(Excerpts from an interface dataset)
* * * * * * *
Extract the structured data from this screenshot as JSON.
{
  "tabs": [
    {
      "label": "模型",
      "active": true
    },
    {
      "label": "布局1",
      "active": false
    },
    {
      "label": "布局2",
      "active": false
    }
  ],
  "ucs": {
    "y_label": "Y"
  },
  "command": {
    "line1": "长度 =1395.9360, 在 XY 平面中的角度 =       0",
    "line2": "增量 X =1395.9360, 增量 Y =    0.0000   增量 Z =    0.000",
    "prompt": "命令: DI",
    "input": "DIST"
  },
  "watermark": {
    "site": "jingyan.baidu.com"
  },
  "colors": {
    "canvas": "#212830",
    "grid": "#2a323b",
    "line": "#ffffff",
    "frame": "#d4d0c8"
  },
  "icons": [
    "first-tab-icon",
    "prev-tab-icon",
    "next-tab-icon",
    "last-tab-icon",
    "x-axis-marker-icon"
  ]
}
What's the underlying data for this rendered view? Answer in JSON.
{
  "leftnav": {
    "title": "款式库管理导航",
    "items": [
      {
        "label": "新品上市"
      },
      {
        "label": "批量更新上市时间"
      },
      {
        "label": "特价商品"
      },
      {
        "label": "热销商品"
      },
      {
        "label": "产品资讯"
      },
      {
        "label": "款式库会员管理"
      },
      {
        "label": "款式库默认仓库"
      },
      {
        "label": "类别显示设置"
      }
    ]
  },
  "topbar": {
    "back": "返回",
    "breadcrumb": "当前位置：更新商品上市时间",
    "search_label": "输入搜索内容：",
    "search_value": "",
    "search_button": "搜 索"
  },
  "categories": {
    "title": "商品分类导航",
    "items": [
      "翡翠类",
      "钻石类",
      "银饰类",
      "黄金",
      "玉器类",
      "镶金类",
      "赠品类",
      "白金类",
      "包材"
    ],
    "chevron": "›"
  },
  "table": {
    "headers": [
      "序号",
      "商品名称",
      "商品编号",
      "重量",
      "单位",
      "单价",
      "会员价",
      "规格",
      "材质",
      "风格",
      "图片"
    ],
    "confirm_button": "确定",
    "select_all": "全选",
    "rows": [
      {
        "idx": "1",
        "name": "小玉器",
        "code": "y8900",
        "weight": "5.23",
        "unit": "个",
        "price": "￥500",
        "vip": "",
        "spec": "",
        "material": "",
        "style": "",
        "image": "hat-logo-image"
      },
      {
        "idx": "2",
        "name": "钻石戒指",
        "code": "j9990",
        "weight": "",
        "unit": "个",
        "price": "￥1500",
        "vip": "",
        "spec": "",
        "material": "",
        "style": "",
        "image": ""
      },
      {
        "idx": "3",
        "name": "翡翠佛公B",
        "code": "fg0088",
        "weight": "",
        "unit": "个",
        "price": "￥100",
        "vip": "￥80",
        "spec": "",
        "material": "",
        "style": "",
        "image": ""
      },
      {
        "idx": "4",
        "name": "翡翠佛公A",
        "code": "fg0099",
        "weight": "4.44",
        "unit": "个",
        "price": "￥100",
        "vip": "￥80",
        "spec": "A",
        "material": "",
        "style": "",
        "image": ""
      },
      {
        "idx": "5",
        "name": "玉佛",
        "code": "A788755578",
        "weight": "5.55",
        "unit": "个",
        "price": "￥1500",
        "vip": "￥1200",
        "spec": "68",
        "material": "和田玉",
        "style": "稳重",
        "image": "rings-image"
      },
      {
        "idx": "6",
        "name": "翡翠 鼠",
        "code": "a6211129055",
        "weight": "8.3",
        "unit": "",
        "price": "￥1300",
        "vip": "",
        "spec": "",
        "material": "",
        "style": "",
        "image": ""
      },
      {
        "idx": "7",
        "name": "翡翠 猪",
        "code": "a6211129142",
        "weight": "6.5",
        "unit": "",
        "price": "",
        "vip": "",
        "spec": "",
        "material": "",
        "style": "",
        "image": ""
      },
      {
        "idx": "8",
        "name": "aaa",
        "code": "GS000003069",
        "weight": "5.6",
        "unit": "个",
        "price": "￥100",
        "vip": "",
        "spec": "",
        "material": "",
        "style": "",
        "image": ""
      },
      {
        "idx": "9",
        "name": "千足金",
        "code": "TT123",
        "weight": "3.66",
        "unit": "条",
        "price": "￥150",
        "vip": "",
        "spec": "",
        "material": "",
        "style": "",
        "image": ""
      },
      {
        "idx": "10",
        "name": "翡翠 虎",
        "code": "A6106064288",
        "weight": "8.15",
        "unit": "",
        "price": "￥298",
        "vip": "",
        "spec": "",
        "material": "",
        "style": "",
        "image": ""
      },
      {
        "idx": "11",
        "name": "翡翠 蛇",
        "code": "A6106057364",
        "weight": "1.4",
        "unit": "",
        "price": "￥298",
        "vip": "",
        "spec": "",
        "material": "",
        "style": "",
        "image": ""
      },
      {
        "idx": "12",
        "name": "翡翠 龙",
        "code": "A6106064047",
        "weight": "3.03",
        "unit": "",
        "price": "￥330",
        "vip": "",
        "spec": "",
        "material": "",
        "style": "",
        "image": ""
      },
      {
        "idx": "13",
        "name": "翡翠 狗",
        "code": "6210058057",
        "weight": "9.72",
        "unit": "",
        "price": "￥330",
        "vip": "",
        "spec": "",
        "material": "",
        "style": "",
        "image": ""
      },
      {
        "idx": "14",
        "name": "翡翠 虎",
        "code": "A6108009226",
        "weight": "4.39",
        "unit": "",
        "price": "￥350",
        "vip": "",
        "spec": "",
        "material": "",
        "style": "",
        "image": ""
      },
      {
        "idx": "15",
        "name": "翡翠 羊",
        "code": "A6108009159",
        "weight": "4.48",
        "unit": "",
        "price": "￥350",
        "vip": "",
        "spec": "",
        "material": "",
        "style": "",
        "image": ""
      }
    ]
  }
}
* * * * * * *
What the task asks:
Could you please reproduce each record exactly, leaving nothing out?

Completed exercise:
Extract the structured data from this screenshot as JSON.
{
  "tabs": [
    {
      "label": "模型",
      "active": true
    },
    {
      "label": "布局1",
      "active": false
    },
    {
      "label": "布局2",
      "active": false
    }
  ],
  "ucs": {
    "y_label": "Y"
  },
  "command": {
    "line1": "长度 =1395.9360, 在 XY 平面中的角度 =       0",
    "line2": "增量 X =1395.9360, 增量 Y =    0.0000   增量 Z =    0.000",
    "prompt": "命令: DI",
    "input": "DIST"
  },
  "watermark": {
    "site": "jingyan.baidu.com"
  },
  "colors": {
    "canvas": "#212830",
    "grid": "#2a323b",
    "line": "#ffffff",
    "frame": "#d4d0c8"
  },
  "icons": [
    "first-tab-icon",
    "prev-tab-icon",
    "next-tab-icon",
    "last-tab-icon",
    "x-axis-marker-icon"
  ]
}
What's the underlying data for this rendered view? Answer in JSON.
{
  "leftnav": {
    "title": "款式库管理导航",
    "items": [
      {
        "label": "新品上市"
      },
      {
        "label": "批量更新上市时间"
      },
      {
        "label": "特价商品"
      },
      {
        "label": "热销商品"
      },
      {
        "label": "产品资讯"
      },
      {
        "label": "款式库会员管理"
      },
      {
        "label": "款式库默认仓库"
      },
      {
        "label": "类别显示设置"
      }
    ]
  },
  "topbar": {
    "back": "返回",
    "breadcrumb": "当前位置：更新商品上市时间",
    "search_label": "输入搜索内容：",
    "search_value": "",
    "search_button": "搜 索"
  },
  "categories": {
    "title": "商品分类导航",
    "items": [
      "翡翠类",
      "钻石类",
      "银饰类",
      "黄金",
      "玉器类",
      "镶金类",
      "赠品类",
      "白金类",
      "包材"
    ],
    "chevron": "›"
  },
  "table": {
    "headers": [
      "序号",
      "商品名称",
      "商品编号",
      "重量",
      "单位",
      "单价",
      "会员价",
      "规格",
      "材质",
      "风格",
      "图片"
    ],
    "confirm_button": "确定",
    "select_all": "全选",
    "rows": [
      {
        "idx": "1",
        "name": "小玉器",
        "code": "y8900",
        "weight": "5.23",
        "unit": "个",
        "price": "￥500",
        "vip": "",
        "spec": "",
        "material": "",
        "style": "",
        "image": "hat-logo-image"
      },
      {
        "idx": "2",
        "name": "钻石戒指",
        "code": "j9990",
        "weight": "",
        "unit": "个",
        "price": "￥1500",
        "vip": "",
        "spec": "",
        "material": "",
        "style": "",
        "image": ""
      },
      {
        "idx": "3",
        "name": "翡翠佛公B",
        "code": "fg0088",
        "weight": "",
        "unit": "个",
        "price": "￥100",
        "vip": "￥80",
        "spec": "",
        "material": "",
        "style": "",
        "image": ""
      },
      {
        "idx": "4",
        "name": "翡翠佛公A",
        "code": "fg0099",
        "weight": "4.44",
        "unit": "个",
        "price": "￥100",
        "vip": "￥80",
        "spec": "A",
        "material": "",
        "style": "",
        "image": ""
      },
      {
        "idx": "5",
        "name": "玉佛",
        "code": "A788755578",
        "weight": "5.55",
        "unit": "个",
        "price": "￥1500",
        "vip": "￥1200",
        "spec": "68",
        "material": "和田玉",
        "style": "稳重",
        "image": "rings-image"
      },
      {
        "idx": "6",
        "name": "翡翠 鼠",
        "code": "a6211129055",
        "weight": "8.3",
        "unit": "",
        "price": "￥1300",
        "vip": "",
        "spec": "",
        "material": "",
        "style": "",
        "image": ""
      },
      {
        "idx": "7",
        "name": "翡翠 猪",
        "code": "a6211129142",
        "weight": "6.5",
        "unit": "",
        "price": "",
        "vip": "",
        "spec": "",
        "material": "",
        "style": "",
        "image": ""
      },
      {
        "idx": "8",
        "name": "aaa",
        "code": "GS000003069",
        "weight": "5.6",
        "unit": "个",
        "price": "￥100",
        "vip": "",
        "spec": "",
        "material": "",
        "style": "",
        "image": ""
      },
      {
        "idx": "9",
        "name": "千足金",
        "code": "TT123",
        "weight": "3.66",
        "unit": "条",
        "price": "￥150",
        "vip": "",
        "spec": "",
        "material": "",
        "style": "",
        "image": ""
      },
      {
        "idx": "10",
        "name": "翡翠 虎",
        "code": "A6106064288",
        "weight": "8.15",
        "unit": "",
        "price": "￥298",
        "vip": "",
        "spec": "",
        "material": "",
        "style": "",
        "image": ""
      },
      {
        "idx": "11",
        "name": "翡翠 蛇",
        "code": "A6106057364",
        "weight": "1.4",
        "unit": "",
        "price": "￥298",
        "vip": "",
        "spec": "",
        "material": "",
        "style": "",
        "image": ""
      },
      {
        "idx": "12",
        "name": "翡翠 龙",
        "code": "A6106064047",
        "weight": "3.03",
        "unit": "",
        "price": "￥330",
        "vip": "",
        "spec": "",
        "material": "",
        "style": "",
        "image": ""
      },
      {
        "idx": "13",
        "name": "翡翠 狗",
        "code": "6210058057",
        "weight": "9.72",
        "unit": "",
        "price": "￥330",
        "vip": "",
        "spec": "",
        "material": "",
        "style": "",
        "image": ""
      },
      {
        "idx": "14",
        "name": "翡翠 虎",
        "code": "A6108009226",
        "weight": "4.39",
        "unit": "",
        "price": "￥350",
        "vip": "",
        "spec": "",
        "material": "",
        "style": "",
        "image": ""
      },
      {
        "idx": "15",
        "name": "翡翠 羊",
        "code": "A6108009159",
        "weight": "4.48",
        "unit": "",
        "price": "￥350",
        "vip": "",
        "spec": "",
        "material": "",
        "style": "",
        "image": ""
      }
    ]
  }
}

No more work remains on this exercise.